● WORK INSTRUCTIONS: The records need to be set down again exactly as they appear.

[Element data from apps and pages]
○ ○ ○

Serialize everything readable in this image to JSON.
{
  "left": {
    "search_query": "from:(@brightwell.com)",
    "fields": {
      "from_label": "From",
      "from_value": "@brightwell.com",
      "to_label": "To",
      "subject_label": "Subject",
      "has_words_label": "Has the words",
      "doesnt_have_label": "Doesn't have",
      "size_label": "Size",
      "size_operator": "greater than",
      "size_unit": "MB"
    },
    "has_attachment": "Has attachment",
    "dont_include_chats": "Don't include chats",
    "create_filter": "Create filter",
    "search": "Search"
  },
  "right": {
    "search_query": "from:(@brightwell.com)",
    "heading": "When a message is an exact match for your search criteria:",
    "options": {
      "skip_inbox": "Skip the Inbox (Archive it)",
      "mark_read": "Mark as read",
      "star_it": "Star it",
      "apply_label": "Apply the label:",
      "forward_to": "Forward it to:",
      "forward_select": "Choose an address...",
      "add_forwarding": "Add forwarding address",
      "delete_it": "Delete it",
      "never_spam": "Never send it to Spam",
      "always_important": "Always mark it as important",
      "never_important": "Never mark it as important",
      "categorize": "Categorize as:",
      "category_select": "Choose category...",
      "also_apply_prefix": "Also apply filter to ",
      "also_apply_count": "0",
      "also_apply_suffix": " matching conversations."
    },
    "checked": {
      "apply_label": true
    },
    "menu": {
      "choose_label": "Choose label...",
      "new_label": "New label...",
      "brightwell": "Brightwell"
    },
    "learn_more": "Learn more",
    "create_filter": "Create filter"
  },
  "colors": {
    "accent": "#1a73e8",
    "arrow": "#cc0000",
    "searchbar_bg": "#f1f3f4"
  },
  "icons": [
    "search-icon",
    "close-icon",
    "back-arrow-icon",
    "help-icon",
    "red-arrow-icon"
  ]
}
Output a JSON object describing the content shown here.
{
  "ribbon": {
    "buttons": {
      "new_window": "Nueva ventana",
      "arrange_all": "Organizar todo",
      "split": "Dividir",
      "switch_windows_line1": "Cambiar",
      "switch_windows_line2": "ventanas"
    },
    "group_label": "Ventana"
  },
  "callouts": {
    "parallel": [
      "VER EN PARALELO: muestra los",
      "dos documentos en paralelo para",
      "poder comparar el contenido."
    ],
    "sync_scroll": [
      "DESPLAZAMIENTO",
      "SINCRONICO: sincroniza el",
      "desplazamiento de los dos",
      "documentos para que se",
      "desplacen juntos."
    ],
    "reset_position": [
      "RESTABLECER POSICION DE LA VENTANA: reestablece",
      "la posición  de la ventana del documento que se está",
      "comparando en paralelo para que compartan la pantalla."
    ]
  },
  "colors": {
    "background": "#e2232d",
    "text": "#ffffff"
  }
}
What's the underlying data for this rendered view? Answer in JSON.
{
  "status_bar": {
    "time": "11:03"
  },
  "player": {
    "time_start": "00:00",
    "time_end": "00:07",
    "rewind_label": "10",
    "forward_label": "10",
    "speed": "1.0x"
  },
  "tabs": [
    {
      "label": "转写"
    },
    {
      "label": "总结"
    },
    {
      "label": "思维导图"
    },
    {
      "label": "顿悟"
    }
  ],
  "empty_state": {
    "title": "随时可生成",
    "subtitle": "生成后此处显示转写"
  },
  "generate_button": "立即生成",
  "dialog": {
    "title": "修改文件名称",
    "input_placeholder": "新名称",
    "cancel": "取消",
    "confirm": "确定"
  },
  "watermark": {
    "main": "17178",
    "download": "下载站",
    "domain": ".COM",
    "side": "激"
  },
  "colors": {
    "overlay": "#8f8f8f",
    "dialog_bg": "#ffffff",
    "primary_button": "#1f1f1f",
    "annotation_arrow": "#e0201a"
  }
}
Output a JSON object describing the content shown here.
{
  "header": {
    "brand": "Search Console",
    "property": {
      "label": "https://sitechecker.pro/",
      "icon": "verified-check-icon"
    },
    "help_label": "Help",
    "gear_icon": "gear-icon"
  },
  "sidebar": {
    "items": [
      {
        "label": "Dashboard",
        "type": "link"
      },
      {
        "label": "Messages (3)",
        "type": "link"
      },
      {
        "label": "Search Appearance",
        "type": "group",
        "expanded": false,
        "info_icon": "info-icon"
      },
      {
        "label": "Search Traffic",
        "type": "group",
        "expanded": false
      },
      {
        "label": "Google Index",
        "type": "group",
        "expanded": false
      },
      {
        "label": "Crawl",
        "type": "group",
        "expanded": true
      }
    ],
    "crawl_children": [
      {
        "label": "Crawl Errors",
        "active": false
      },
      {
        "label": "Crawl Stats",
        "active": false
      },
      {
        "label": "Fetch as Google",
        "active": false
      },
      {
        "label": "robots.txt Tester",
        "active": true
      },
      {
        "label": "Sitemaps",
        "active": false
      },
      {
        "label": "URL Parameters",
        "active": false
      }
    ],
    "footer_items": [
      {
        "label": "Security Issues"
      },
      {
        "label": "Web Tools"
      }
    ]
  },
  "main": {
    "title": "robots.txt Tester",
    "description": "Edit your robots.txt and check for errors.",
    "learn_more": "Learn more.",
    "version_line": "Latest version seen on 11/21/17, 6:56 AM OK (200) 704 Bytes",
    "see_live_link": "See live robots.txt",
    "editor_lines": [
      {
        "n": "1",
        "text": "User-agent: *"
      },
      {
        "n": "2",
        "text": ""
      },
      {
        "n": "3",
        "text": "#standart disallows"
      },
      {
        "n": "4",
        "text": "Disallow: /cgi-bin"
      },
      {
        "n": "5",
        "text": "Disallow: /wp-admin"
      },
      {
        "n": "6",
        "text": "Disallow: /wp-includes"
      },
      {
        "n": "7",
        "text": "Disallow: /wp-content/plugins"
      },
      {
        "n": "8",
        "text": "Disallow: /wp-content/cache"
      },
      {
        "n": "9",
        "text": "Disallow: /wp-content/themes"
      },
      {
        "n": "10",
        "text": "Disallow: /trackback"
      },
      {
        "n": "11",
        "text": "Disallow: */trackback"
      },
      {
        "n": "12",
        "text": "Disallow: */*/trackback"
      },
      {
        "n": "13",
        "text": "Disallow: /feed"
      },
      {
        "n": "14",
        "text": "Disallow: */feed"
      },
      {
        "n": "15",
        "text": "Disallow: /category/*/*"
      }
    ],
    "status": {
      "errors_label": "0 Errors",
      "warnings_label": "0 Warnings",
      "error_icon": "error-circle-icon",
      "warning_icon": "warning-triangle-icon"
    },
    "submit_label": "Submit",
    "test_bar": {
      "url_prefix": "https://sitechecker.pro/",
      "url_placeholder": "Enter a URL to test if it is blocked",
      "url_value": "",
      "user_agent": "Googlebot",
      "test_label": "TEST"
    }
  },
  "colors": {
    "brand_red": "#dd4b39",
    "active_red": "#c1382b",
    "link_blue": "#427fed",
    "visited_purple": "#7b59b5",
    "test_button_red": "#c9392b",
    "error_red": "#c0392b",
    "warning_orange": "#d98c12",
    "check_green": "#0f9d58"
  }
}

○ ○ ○

● PROBLEM SOLUTION:
Serialize everything readable in this image to JSON.
{
  "left": {
    "search_query": "from:(@brightwell.com)",
    "fields": {
      "from_label": "From",
      "from_value": "@brightwell.com",
      "to_label": "To",
      "subject_label": "Subject",
      "has_words_label": "Has the words",
      "doesnt_have_label": "Doesn't have",
      "size_label": "Size",
      "size_operator": "greater than",
      "size_unit": "MB"
    },
    "has_attachment": "Has attachment",
    "dont_include_chats": "Don't include chats",
    "create_filter": "Create filter",
    "search": "Search"
  },
  "right": {
    "search_query": "from:(@brightwell.com)",
    "heading": "When a message is an exact match for your search criteria:",
    "options": {
      "skip_inbox": "Skip the Inbox (Archive it)",
      "mark_read": "Mark as read",
      "star_it": "Star it",
      "apply_label": "Apply the label:",
      "forward_to": "Forward it to:",
      "forward_select": "Choose an address...",
      "add_forwarding": "Add forwarding address",
      "delete_it": "Delete it",
      "never_spam": "Never send it to Spam",
      "always_important": "Always mark it as important",
      "never_important": "Never mark it as important",
      "categorize": "Categorize as:",
      "category_select": "Choose category...",
      "also_apply_prefix": "Also apply filter to ",
      "also_apply_count": "0",
      "also_apply_suffix": " matching conversations."
    },
    "checked": {
      "apply_label": true
    },
    "menu": {
      "choose_label": "Choose label...",
      "new_label": "New label...",
      "brightwell": "Brightwell"
    },
    "learn_more": "Learn more",
    "create_filter": "Create filter"
  },
  "colors": {
    "accent": "#1a73e8",
    "arrow": "#cc0000",
    "searchbar_bg": "#f1f3f4"
  },
  "icons": [
    "search-icon",
    "close-icon",
    "back-arrow-icon",
    "help-icon",
    "red-arrow-icon"
  ]
}
Output a JSON object describing the content shown here.
{
  "ribbon": {
    "buttons": {
      "new_window": "Nueva ventana",
      "arrange_all": "Organizar todo",
      "split": "Dividir",
      "switch_windows_line1": "Cambiar",
      "switch_windows_line2": "ventanas"
    },
    "group_label": "Ventana"
  },
  "callouts": {
    "parallel": [
      "VER EN PARALELO: muestra los",
      "dos documentos en paralelo para",
      "poder comparar el contenido."
    ],
    "sync_scroll": [
      "DESPLAZAMIENTO",
      "SINCRONICO: sincroniza el",
      "desplazamiento de los dos",
      "documentos para que se",
      "desplacen juntos."
    ],
    "reset_position": [
      "RESTABLECER POSICION DE LA VENTANA: reestablece",
      "la posición  de la ventana del documento que se está",
      "comparando en paralelo para que compartan la pantalla."
    ]
  },
  "colors": {
    "background": "#e2232d",
    "text": "#ffffff"
  }
}
What's the underlying data for this rendered view? Answer in JSON.
{
  "status_bar": {
    "time": "11:03"
  },
  "player": {
    "time_start": "00:00",
    "time_end": "00:07",
    "rewind_label": "10",
    "forward_label": "10",
    "speed": "1.0x"
  },
  "tabs": [
    {
      "label": "转写"
    },
    {
      "label": "总结"
    },
    {
      "label": "思维导图"
    },
    {
      "label": "顿悟"
    }
  ],
  "empty_state": {
    "title": "随时可生成",
    "subtitle": "生成后此处显示转写"
  },
  "generate_button": "立即生成",
  "dialog": {
    "title": "修改文件名称",
    "input_placeholder": "新名称",
    "cancel": "取消",
    "confirm": "确定"
  },
  "watermark": {
    "main": "17178",
    "download": "下载站",
    "domain": ".COM",
    "side": "激"
  },
  "colors": {
    "overlay": "#8f8f8f",
    "dialog_bg": "#ffffff",
    "primary_button": "#1f1f1f",
    "annotation_arrow": "#e0201a"
  }
}
Output a JSON object describing the content shown here.
{
  "header": {
    "brand": "Search Console",
    "property": {
      "label": "https://sitechecker.pro/",
      "icon": "verified-check-icon"
    },
    "help_label": "Help",
    "gear_icon": "gear-icon"
  },
  "sidebar": {
    "items": [
      {
        "label": "Dashboard",
        "type": "link"
      },
      {
        "label": "Messages (3)",
        "type": "link"
      },
      {
        "label": "Search Appearance",
        "type": "group",
        "expanded": false,
        "info_icon": "info-icon"
      },
      {
        "label": "Search Traffic",
        "type": "group",
        "expanded": false
      },
      {
        "label": "Google Index",
        "type": "group",
        "expanded": false
      },
      {
        "label": "Crawl",
        "type": "group",
        "expanded": true
      }
    ],
    "crawl_children": [
      {
        "label": "Crawl Errors",
        "active": false
      },
      {
        "label": "Crawl Stats",
        "active": false
      },
      {
        "label": "Fetch as Google",
        "active": false
      },
      {
        "label": "robots.txt Tester",
        "active": true
      },
      {
        "label": "Sitemaps",
        "active": false
      },
      {
        "label": "URL Parameters",
        "active": false
      }
    ],
    "footer_items": [
      {
        "label": "Security Issues"
      },
      {
        "label": "Web Tools"
      }
    ]
  },
  "main": {
    "title": "robots.txt Tester",
    "description": "Edit your robots.txt and check for errors.",
    "learn_more": "Learn more.",
    "version_line": "Latest version seen on 11/21/17, 6:56 AM OK (200) 704 Bytes",
    "see_live_link": "See live robots.txt",
    "editor_lines": [
      {
        "n": "1",
        "text": "User-agent: *"
      },
      {
        "n": "2",
        "text": ""
      },
      {
        "n": "3",
        "text": "#standart disallows"
      },
      {
        "n": "4",
        "text": "Disallow: /cgi-bin"
      },
      {
        "n": "5",
        "text": "Disallow: /wp-admin"
      },
      {
        "n": "6",
        "text": "Disallow: /wp-includes"
      },
      {
        "n": "7",
        "text": "Disallow: /wp-content/plugins"
      },
      {
        "n": "8",
        "text": "Disallow: /wp-content/cache"
      },
      {
        "n": "9",
        "text": "Disallow: /wp-content/themes"
      },
      {
        "n": "10",
        "text": "Disallow: /trackback"
      },
      {
        "n": "11",
        "text": "Disallow: */trackback"
      },
      {
        "n": "12",
        "text": "Disallow: */*/trackback"
      },
      {
        "n": "13",
        "text": "Disallow: /feed"
      },
      {
        "n": "14",
        "text": "Disallow: */feed"
      },
      {
        "n": "15",
        "text": "Disallow: /category/*/*"
      }
    ],
    "status": {
      "errors_label": "0 Errors",
      "warnings_label": "0 Warnings",
      "error_icon": "error-circle-icon",
      "warning_icon": "warning-triangle-icon"
    },
    "submit_label": "Submit",
    "test_bar": {
      "url_prefix": "https://sitechecker.pro/",
      "url_placeholder": "Enter a URL to test if it is blocked",
      "url_value": "",
      "user_agent": "Googlebot",
      "test_label": "TEST"
    }
  },
  "colors": {
    "brand_red": "#dd4b39",
    "active_red": "#c1382b",
    "link_blue": "#427fed",
    "visited_purple": "#7b59b5",
    "test_button_red": "#c9392b",
    "error_red": "#c0392b",
    "warning_orange": "#d98c12",
    "check_green": "#0f9d58"
  }
}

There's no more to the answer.